Climate Weak: Scot Gov claim to be world leader is becoming absurd
This week the Scottish Government is running a five-day "Climate Week", no doubt celebratory in tone, but there are three key areas where their claims of being a “world leader in climate change” are becoming absurd.
- No net-zero target has been set –The government is only offering to reduce emissions by 90% by 2050, but 100% effort is needed for Scotland to retain its position as a world leader on tackling climate change.
- Transport emissions are rising year-on-year –Transport Scotland statistics show the number of journeys made by car has increased by 7.2% from 2012-2017 while bus passengers have fallen by 9.5% and cycle journeys by 6.5% over the same period.

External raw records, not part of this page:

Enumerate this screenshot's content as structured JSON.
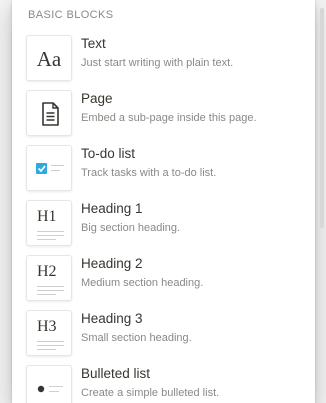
{
  "menu": {
    "section_header": "BASIC BLOCKS",
    "items": [
      {
        "title": "Text",
        "desc": "Just start writing with plain text.",
        "icon": "text-aa-icon",
        "glyph": "Aa"
      },
      {
        "title": "Page",
        "desc": "Embed a sub-page inside this page.",
        "icon": "page-icon"
      },
      {
        "title": "To-do list",
        "desc": "Track tasks with a to-do list.",
        "icon": "checkbox-icon"
      },
      {
        "title": "Heading 1",
        "desc": "Big section heading.",
        "icon": "heading-1-icon",
        "glyph": "H1"
      },
      {
        "title": "Heading 2",
        "desc": "Medium section heading.",
        "icon": "heading-2-icon",
        "glyph": "H2"
      },
      {
        "title": "Heading 3",
        "desc": "Small section heading.",
        "icon": "heading-3-icon",
        "glyph": "H3"
      },
      {
        "title": "Bulleted list",
        "desc": "Create a simple bulleted list.",
        "icon": "bulleted-list-icon"
      }
    ]
  },
  "colors": {
    "checkbox": "#2eaadc",
    "title": "#37352f",
    "muted": "#8a8985"
  }
}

- Warm homes need a boost – The latest figures suggest only around 5% of homes are heated by renewable sources. The government had a target to “eradicate fuel poverty” by November 2016 and failed to meet this. Around 649,000 homes are in fuel poverty (26.5% of all homes).
Climate week is turning into the government’s yearly boast of the few things they’re doing to tackle climate change while trying to hide the areas where they are climate weak. There is mounting scientific evidence, including leaks from the IPCC’s upcoming global climate targets report, that unless decisive action is taken now we will see dangerous levels of warming by the 2040s. As a result, Scotland risks falling behind many countries, including Sweden, Iceland and New Zealand, who have committed to net-zero targets by 2050 at the latest.

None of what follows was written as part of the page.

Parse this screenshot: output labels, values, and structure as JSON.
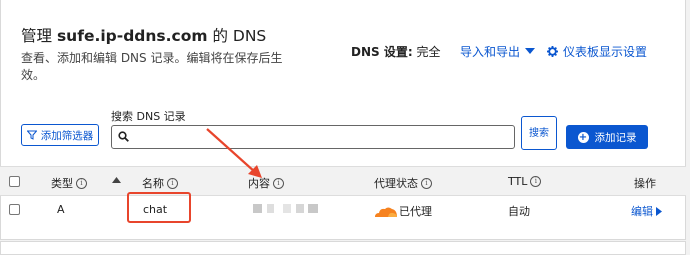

Sales of electric vehicle sales in Scotland are now also behind the UK and emissions-heavy car journeys are rising, while low carbon transport options are experiencing a decline. The Scottish Government has an unambitious target for 10% of everyday journeys to be made by bike in 2020, but so far it sits at 3%.

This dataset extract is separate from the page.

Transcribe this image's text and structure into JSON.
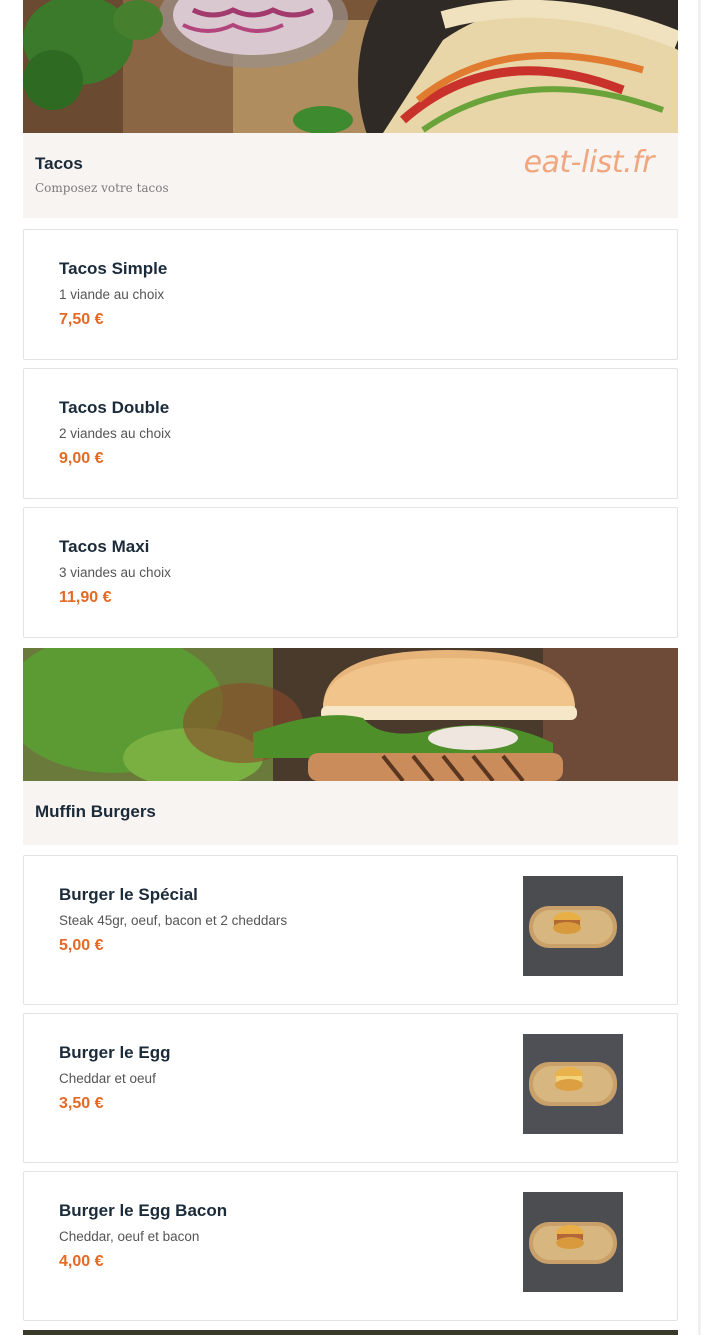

In order to meet Scotland’s climate change targets we need the heating in more of our homes to come from renewable sources. We also need to urgently increase the energy efficiency of homes, with better insulation and fittings installed to keep them warmer with less energy. A mere 5% of homes are heated by renewable sources and that just won’t do.